- ERASMUS expects organized study abroad, that is, measures on the part of the participating institutions and programs to facilitate study abroad: preparatory programs, language training, help in accommodation and administrative matters, and so forth.
- ERASMUS encourages curricular integration, ranging from coordinated curricular activities to study abroad programs being an integral part of the home curriculum.
- ERASMUS has an inclusive approach toward temporary study abroad, with recognition on return of the achievements during the study period abroad being the key criterion for granting support.

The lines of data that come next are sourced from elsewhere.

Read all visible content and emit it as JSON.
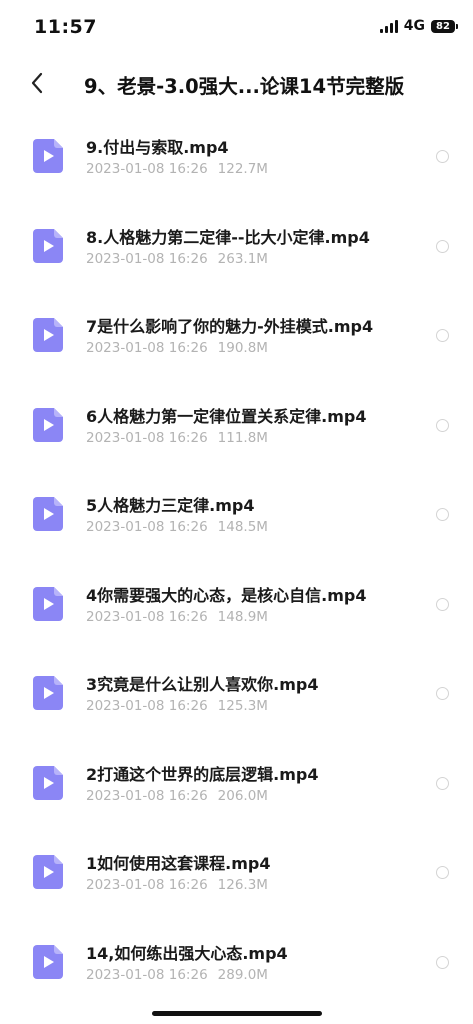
{
  "status": {
    "time": "11:57",
    "network": "4G",
    "battery": "82"
  },
  "nav": {
    "title": "9、老景-3.0强大...论课14节完整版"
  },
  "files": [
    {
      "name": "9.付出与索取.mp4",
      "date": "2023-01-08 16:26",
      "size": "122.7M"
    },
    {
      "name": "8.人格魅力第二定律--比大小定律.mp4",
      "date": "2023-01-08 16:26",
      "size": "263.1M"
    },
    {
      "name": "7是什么影响了你的魅力-外挂模式.mp4",
      "date": "2023-01-08 16:26",
      "size": "190.8M"
    },
    {
      "name": "6人格魅力第一定律位置关系定律.mp4",
      "date": "2023-01-08 16:26",
      "size": "111.8M"
    },
    {
      "name": "5人格魅力三定律.mp4",
      "date": "2023-01-08 16:26",
      "size": "148.5M"
    },
    {
      "name": "4你需要强大的心态，是核心自信.mp4",
      "date": "2023-01-08 16:26",
      "size": "148.9M"
    },
    {
      "name": "3究竟是什么让别人喜欢你.mp4",
      "date": "2023-01-08 16:26",
      "size": "125.3M"
    },
    {
      "name": "2打通这个世界的底层逻辑.mp4",
      "date": "2023-01-08 16:26",
      "size": "206.0M"
    },
    {
      "name": "1如何使用这套课程.mp4",
      "date": "2023-01-08 16:26",
      "size": "126.3M"
    },
    {
      "name": "14,如何练出强大心态.mp4",
      "date": "2023-01-08 16:26",
      "size": "289.0M"
    }
  ],
  "icons": {
    "back": "chevron-left-icon",
    "file": "video-file-icon",
    "select": "radio-circle-icon"
  },
  "colors": {
    "file_icon": "#8b86f5",
    "meta_text": "#b3b3b3",
    "radio_border": "#d4d4d4"
  }
}
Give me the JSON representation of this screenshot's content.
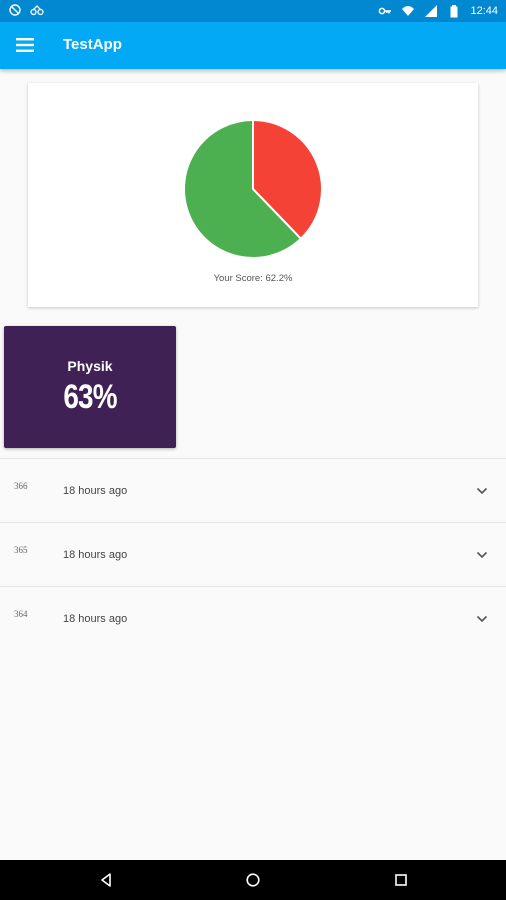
{
  "status_bar": {
    "time": "12:44",
    "left_icons": [
      "blocked-icon",
      "voicemail-icon"
    ],
    "right_icons": [
      "key-icon",
      "wifi-icon",
      "signal-icon",
      "battery-icon"
    ]
  },
  "app_bar": {
    "title": "TestApp",
    "menu_icon": "hamburger-menu-icon"
  },
  "score_card": {
    "caption": "Your Score: 62.2%"
  },
  "chart_data": {
    "type": "pie",
    "values": [
      62.2,
      37.8
    ],
    "colors": [
      "#4caf50",
      "#f44336"
    ],
    "title": "",
    "legend": "none"
  },
  "subject": {
    "name": "Physik",
    "score": "63%",
    "background": "#3f2155"
  },
  "attempts": [
    {
      "id": "366",
      "time": "18 hours ago"
    },
    {
      "id": "365",
      "time": "18 hours ago"
    },
    {
      "id": "364",
      "time": "18 hours ago"
    }
  ],
  "colors": {
    "status_bar": "#0288d1",
    "app_bar": "#03a9f4",
    "background": "#fafafa"
  },
  "nav_bar": {
    "buttons": [
      "back-icon",
      "home-icon",
      "recents-icon"
    ]
  }
}
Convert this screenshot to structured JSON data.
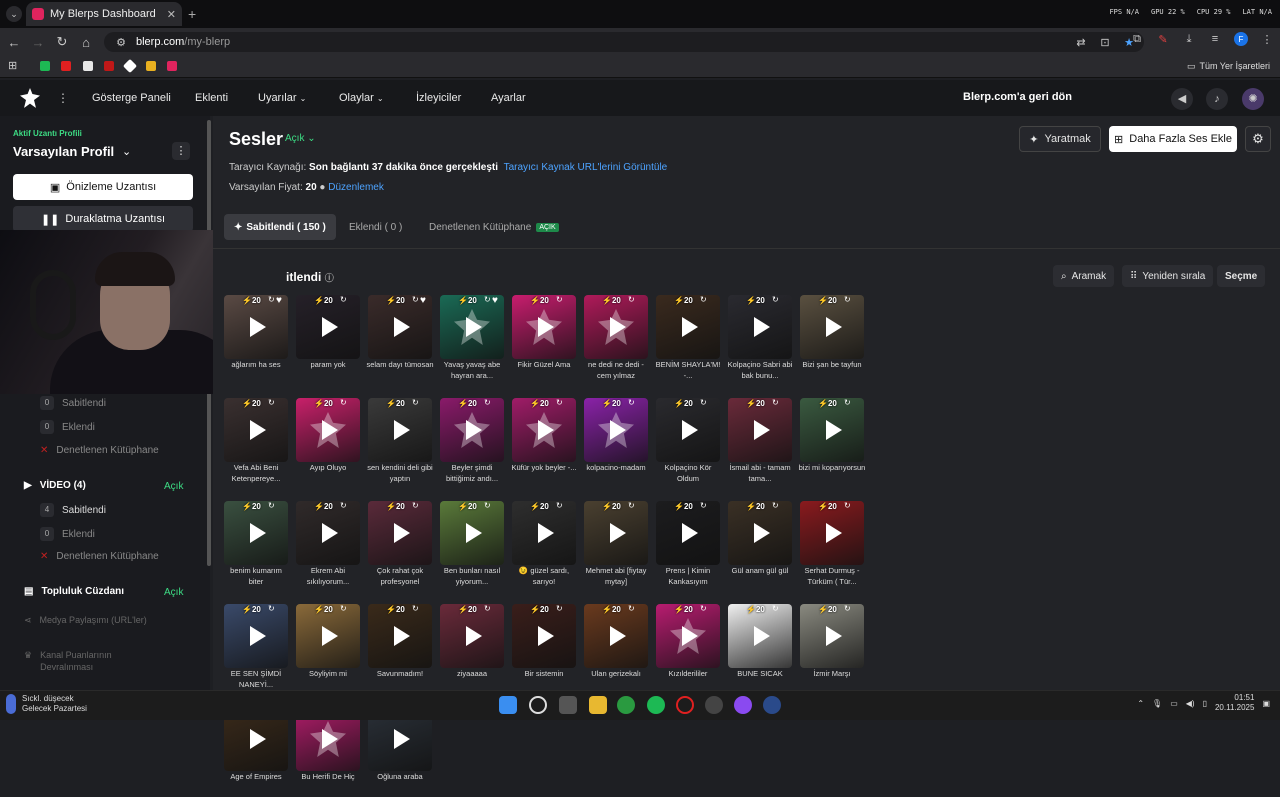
{
  "browser": {
    "tab_title": "My Blerps Dashboard",
    "new_tab": "+",
    "url_host": "blerp.com",
    "url_path": "/my-blerp",
    "bookmarks_all": "Tüm Yer İşaretleri",
    "perf": [
      {
        "label": "FPS",
        "value": "N/A"
      },
      {
        "label": "GPU",
        "value": "22 %"
      },
      {
        "label": "CPU",
        "value": "29 %"
      },
      {
        "label": "LAT",
        "value": "N/A"
      }
    ]
  },
  "header": {
    "menu": [
      "Gösterge Paneli",
      "Eklenti",
      "Uyarılar",
      "Olaylar",
      "İzleyiciler",
      "Ayarlar"
    ],
    "back": "Blerp.com'a geri dön"
  },
  "sidebar": {
    "profile_label": "Aktif Uzantı Profili",
    "profile_name": "Varsayılan Profil",
    "preview_btn": "Önizleme Uzantısı",
    "pause_btn": "Duraklatma Uzantısı",
    "sound_counts": [
      {
        "count": "0",
        "label": "Sabitlendi"
      },
      {
        "count": "0",
        "label": "Eklendi"
      }
    ],
    "sound_lib": "Denetlenen Kütüphane",
    "video_head": "VİDEO (4)",
    "video_status": "Açık",
    "video_counts": [
      {
        "count": "4",
        "label": "Sabitlendi"
      },
      {
        "count": "0",
        "label": "Eklendi"
      }
    ],
    "video_lib": "Denetlenen Kütüphane",
    "community_head": "Topluluk Cüzdanı",
    "community_status": "Açık",
    "media_share": "Medya Paylaşımı (URL'ler)",
    "channel_points": "Kanal Puanlarının Devralınması",
    "webcam_text": "logi"
  },
  "main": {
    "title": "Sesler",
    "title_status": "Açık",
    "create_btn": "Yaratmak",
    "add_btn": "Daha Fazla Ses Ekle",
    "source_label": "Tarayıcı Kaynağı:",
    "source_value": "Son bağlantı 37 dakika önce gerçekleşti",
    "source_link": "Tarayıcı Kaynak URL'lerini Görüntüle",
    "price_label": "Varsayılan Fiyat:",
    "price_value": "20",
    "price_edit": "Düzenlemek",
    "tabs": [
      "Sabitlendi ( 150 )",
      "Eklendi ( 0 )",
      "Denetlenen Kütüphane"
    ],
    "tab_badge": "AÇIK",
    "section_title": "itlendi",
    "search_btn": "Aramak",
    "reorder_btn": "Yeniden sırala",
    "select_btn": "Seçme"
  },
  "cards": [
    {
      "cap": "ağlarım ha ses",
      "c": "#5a4a44",
      "p": "20",
      "h": true
    },
    {
      "cap": "param yok",
      "c": "#252028",
      "p": "20",
      "h": false
    },
    {
      "cap": "selam dayı tümosan",
      "c": "#3a2b2a",
      "p": "20",
      "h": true
    },
    {
      "cap": "Yavaş yavaş abe hayran ara...",
      "c": "#1a6a55",
      "p": "20",
      "h": true,
      "s": true
    },
    {
      "cap": "Fikir Güzel Ama",
      "c": "#c81d6e",
      "p": "20",
      "h": false,
      "s": true
    },
    {
      "cap": "ne dedi ne dedi - cem yılmaz",
      "c": "#b01a5a",
      "p": "20",
      "h": false,
      "s": true
    },
    {
      "cap": "BENİM SHAYLA'M! -...",
      "c": "#3a2a1e",
      "p": "20",
      "h": false
    },
    {
      "cap": "Kolpaçino Sabri abi bak bunu...",
      "c": "#2a2a30",
      "p": "20",
      "h": false
    },
    {
      "cap": "Bizi şan be tayfun",
      "c": "#5a5040",
      "p": "20",
      "h": false
    },
    {
      "cap": "Vefa Abi Beni Ketenpereye...",
      "c": "#3a3030",
      "p": "20",
      "h": false
    },
    {
      "cap": "Ayıp Oluyo",
      "c": "#c8206a",
      "p": "20",
      "h": false,
      "s": true
    },
    {
      "cap": "sen kendini deli gibi yaptın",
      "c": "#3a3a3a",
      "p": "20",
      "h": false
    },
    {
      "cap": "Beyler şimdi bittiğimiz andı...",
      "c": "#8a1a6a",
      "p": "20",
      "h": false,
      "s": true
    },
    {
      "cap": "Küfür yok beyler -...",
      "c": "#a01c68",
      "p": "20",
      "h": false,
      "s": true
    },
    {
      "cap": "kolpacino-madam",
      "c": "#8a22a8",
      "p": "20",
      "h": false,
      "s": true
    },
    {
      "cap": "Kolpaçino Kör Oldum",
      "c": "#2a2a2e",
      "p": "20",
      "h": false
    },
    {
      "cap": "İsmail abi - tamam tama...",
      "c": "#6a2a3a",
      "p": "20",
      "h": false
    },
    {
      "cap": "bizi mi koparıyorsun",
      "c": "#3a5a40",
      "p": "20",
      "h": false
    },
    {
      "cap": "benim kumarım biter",
      "c": "#3a5040",
      "p": "20",
      "h": false
    },
    {
      "cap": "Ekrem Abi sıkılıyorum...",
      "c": "#302a2a",
      "p": "20",
      "h": false
    },
    {
      "cap": "Çok rahat çok profesyonel",
      "c": "#5a2a3a",
      "p": "20",
      "h": false
    },
    {
      "cap": "Ben bunları nasıl yiyorum...",
      "c": "#5a7a3a",
      "p": "20",
      "h": false
    },
    {
      "cap": "😉 güzel sardı, sarıyo!",
      "c": "#2e2e2e",
      "p": "20",
      "h": false
    },
    {
      "cap": "Mehmet abi [fiytay mytay]",
      "c": "#4a4030",
      "p": "20",
      "h": false
    },
    {
      "cap": "Prens | Kimin Kankasıyım",
      "c": "#1c1c1e",
      "p": "20",
      "h": false
    },
    {
      "cap": "Gül anam gül gül",
      "c": "#3a3025",
      "p": "20",
      "h": false
    },
    {
      "cap": "Serhat Durmuş - Türküm ( Tür...",
      "c": "#8a1a1e",
      "p": "20",
      "h": false
    },
    {
      "cap": "EE SEN ŞİMDİ NANEYİ...",
      "c": "#3a4a6a",
      "p": "20",
      "h": false
    },
    {
      "cap": "Söyliyim mi",
      "c": "#8a6a3a",
      "p": "20",
      "h": false
    },
    {
      "cap": "Savunmadım!",
      "c": "#3a2a1a",
      "p": "20",
      "h": false
    },
    {
      "cap": "ziyaaaaa",
      "c": "#6a2a3a",
      "p": "20",
      "h": false
    },
    {
      "cap": "Bir sistemin",
      "c": "#3a1e1a",
      "p": "20",
      "h": false
    },
    {
      "cap": "Ulan gerizekalı",
      "c": "#6a3a1e",
      "p": "20",
      "h": false
    },
    {
      "cap": "Kızılderililer",
      "c": "#b81c70",
      "p": "20",
      "h": false,
      "s": true
    },
    {
      "cap": "BUNE SICAK",
      "c": "#f0f0f0",
      "p": "20",
      "h": false
    },
    {
      "cap": "İzmir Marşı",
      "c": "#8a8a80",
      "p": "20",
      "h": false
    },
    {
      "cap": "Age of Empires",
      "c": "#3a2a1a",
      "p": "20",
      "h": false
    },
    {
      "cap": "Bu Herifi De Hiç",
      "c": "#b01c6a",
      "p": "20",
      "h": false,
      "s": true
    },
    {
      "cap": "Oğluna araba",
      "c": "#2a3038",
      "p": "20",
      "h": false
    }
  ],
  "taskbar": {
    "weather_line1": "Sıckl. düşecek",
    "weather_line2": "Gelecek Pazartesi",
    "time": "01:51",
    "date": "20.11.2025"
  }
}
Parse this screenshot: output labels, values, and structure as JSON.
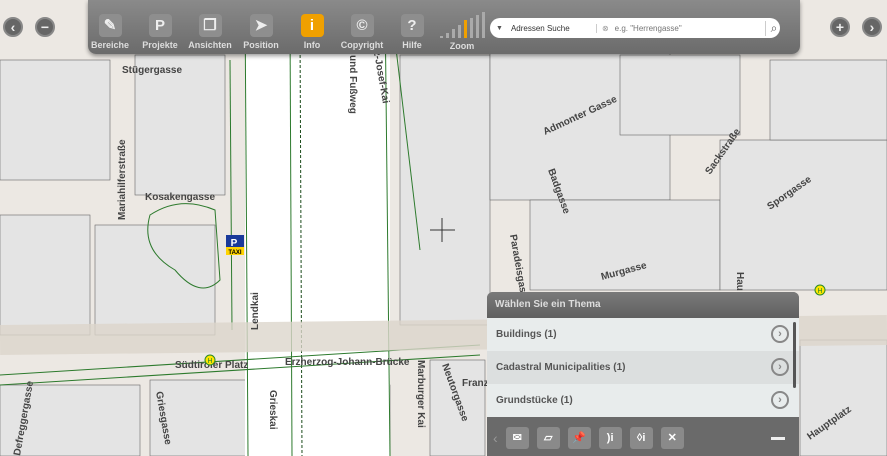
{
  "toolbar": {
    "items": [
      {
        "label": "Bereiche",
        "icon": "ruler-icon",
        "glyph": "✎"
      },
      {
        "label": "Projekte",
        "icon": "projects-icon",
        "glyph": "P"
      },
      {
        "label": "Ansichten",
        "icon": "views-icon",
        "glyph": "❐"
      },
      {
        "label": "Position",
        "icon": "location-arrow-icon",
        "glyph": "➤"
      },
      {
        "label": "Info",
        "icon": "info-icon",
        "glyph": "i"
      },
      {
        "label": "Copyright",
        "icon": "copyright-icon",
        "glyph": "©"
      },
      {
        "label": "Hilfe",
        "icon": "help-icon",
        "glyph": "?"
      }
    ],
    "zoom_label": "Zoom",
    "zoom_level": 0.55
  },
  "search": {
    "mode": "Adressen Suche",
    "placeholder": "e.g. \"Herrengasse\""
  },
  "map": {
    "labels": [
      "Stügergasse",
      "Mariahilferstraße",
      "Kosakengasse",
      "Lendkai",
      "Südtiroler Platz",
      "Erzherzog-Johann-Brücke",
      "Franz-Josef-Kai",
      "Rad- und Fußweg",
      "Admonter Gasse",
      "Badgasse",
      "Sackstraße",
      "Sporgasse",
      "Paradeisgasse",
      "Murgasse",
      "Hauptplatz",
      "Marburger Kai",
      "Neutorgasse",
      "Griesgasse",
      "Grieskai",
      "Defreggergasse",
      "Hau",
      "Franz"
    ],
    "taxi": "TAXI",
    "parking": "P",
    "bus": "H"
  },
  "panel": {
    "title": "Wählen Sie ein Thema",
    "rows": [
      "Buildings (1)",
      "Cadastral Municipalities (1)",
      "Grundstücke (1)"
    ]
  },
  "accent": "#f0a000"
}
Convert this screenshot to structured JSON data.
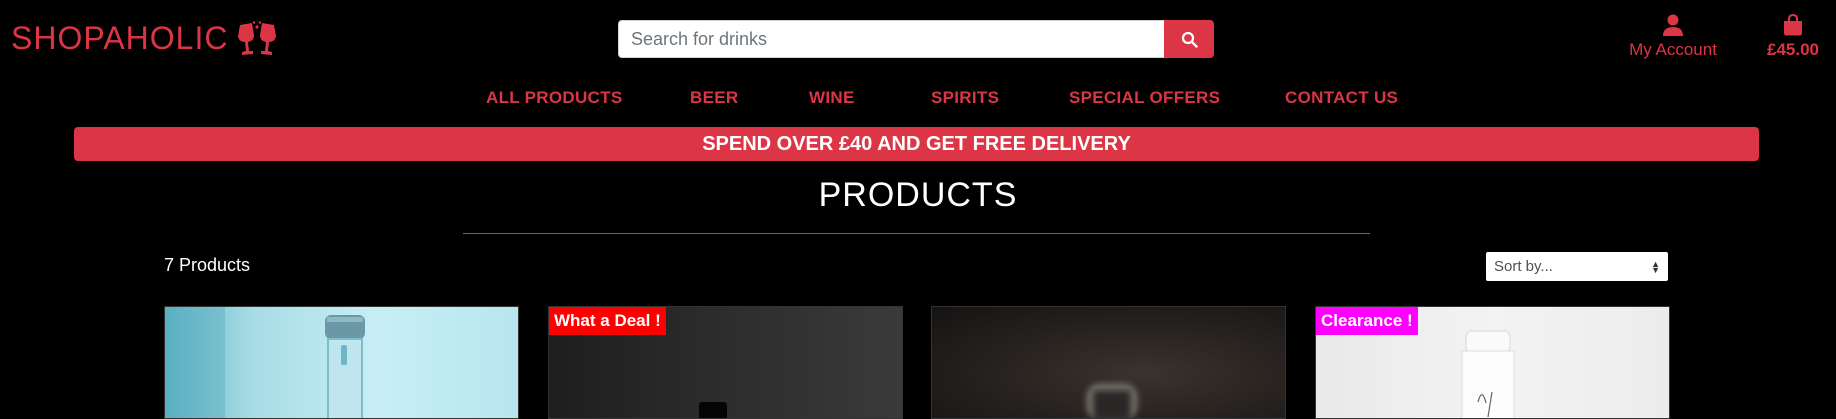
{
  "brand": {
    "name": "SHOPAHOLIC",
    "icon": "glasses-cheers-icon",
    "color": "#dc3545"
  },
  "search": {
    "placeholder": "Search for drinks",
    "value": "",
    "button_icon": "search-icon"
  },
  "account": {
    "label": "My Account",
    "icon": "user-icon"
  },
  "bag": {
    "total": "£45.00",
    "icon": "shopping-bag-icon"
  },
  "nav": {
    "items": [
      {
        "label": "ALL PRODUCTS"
      },
      {
        "label": "BEER"
      },
      {
        "label": "WINE"
      },
      {
        "label": "SPIRITS"
      },
      {
        "label": "SPECIAL OFFERS"
      },
      {
        "label": "CONTACT US"
      }
    ]
  },
  "banner": {
    "text": "SPEND OVER £40 AND GET FREE DELIVERY"
  },
  "page": {
    "title": "PRODUCTS",
    "count": "7 Products"
  },
  "sort": {
    "selected": "Sort by..."
  },
  "products": [
    {
      "badge": "",
      "image": "glass-bottle-blue"
    },
    {
      "badge": "What a Deal !",
      "badge_color": "#ff0000",
      "image": "dark-bottle"
    },
    {
      "badge": "",
      "image": "bottle-neck-blurred"
    },
    {
      "badge": "Clearance !",
      "badge_color": "#ff00ff",
      "image": "white-bottle"
    }
  ],
  "colors": {
    "accent": "#dc3545",
    "background": "#000000"
  }
}
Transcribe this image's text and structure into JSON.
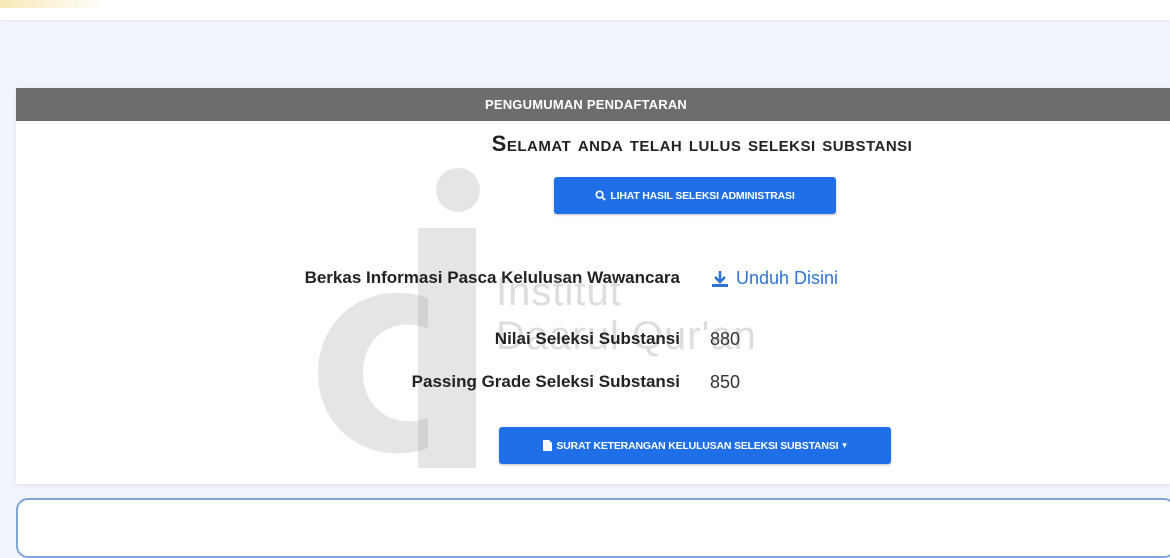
{
  "header": {
    "title": "PENGUMUMAN PENDAFTARAN"
  },
  "headline": "Selamat anda telah lulus seleksi substansi",
  "buttons": {
    "admin_result": {
      "label": "LIHAT HASIL SELEKSI ADMINISTRASI",
      "icon": "search-icon"
    },
    "certificate": {
      "label": "SURAT KETERANGAN KELULUSAN SELEKSI SUBSTANSI",
      "icon": "file-icon",
      "caret": "▾"
    }
  },
  "info": {
    "berkas_label": "Berkas Informasi Pasca Kelulusan Wawancara",
    "download_label": "Unduh Disini",
    "nilai_label": "Nilai Seleksi Substansi",
    "nilai_value": "880",
    "passing_label": "Passing Grade Seleksi Substansi",
    "passing_value": "850"
  },
  "watermark": {
    "line1": "Institut",
    "line2": "Daarul Qur'an"
  },
  "colors": {
    "page_bg": "#f1f4fb",
    "header_bg": "#6d6d6d",
    "button_blue": "#1f6fe8",
    "link_blue": "#2f74d6"
  }
}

- ERASMUS is a partial- and an incentive-funding scheme. Students are awarded a moderate grant to cover more or less the additional costs of study abroad, and networks or the universities receive a moderate subsidy for the costs incurred.
The program does also include a so called 'Erasmus teacher mobility', which gives lecturers the opportunity to teach abroad. In order to achieve these exchanges students and teachers are supported up to 12 months (ECa 2010).
3. Culture in a globalized context
The free dictionary (2010) defines culture as “the totality of socially transmitted behavior patterns, arts, beliefs, institutions, and all other products of human work and thought.” The European Union strengthens on this cultural exchange not only in regarding to the Erasmus program, but also that “culture is essential to achieve the EU's strategic objectives of prosperity, solidarity and security, while ensuring their presence on the international stage.” (ECc 2008:3).
The concept of globalization, as it can by defined out of economical perspective, as a “(..) a process enabling financial and investment markets to operate internationally, largely as a result of deregulation and improved communications.” (TFDb) is especially in the concept of the European Union, the deciding basis. Also Joseph Steglitz (2003) talks about an economical liberalization, but also remind, that, globalization is also a new form of colonialism. As example he stresses on supranational institutions, which concentrate not only economical, but also social and ecological power in their hands; examples are the International Monetary Found or the World Trade Organization. Is the Erasmus program such a powerful sub-institutional organization?
1 The Brochure of the EC for the exchange program in 2008 talks about approximately 170.000 students annually (Ecb 2008:4).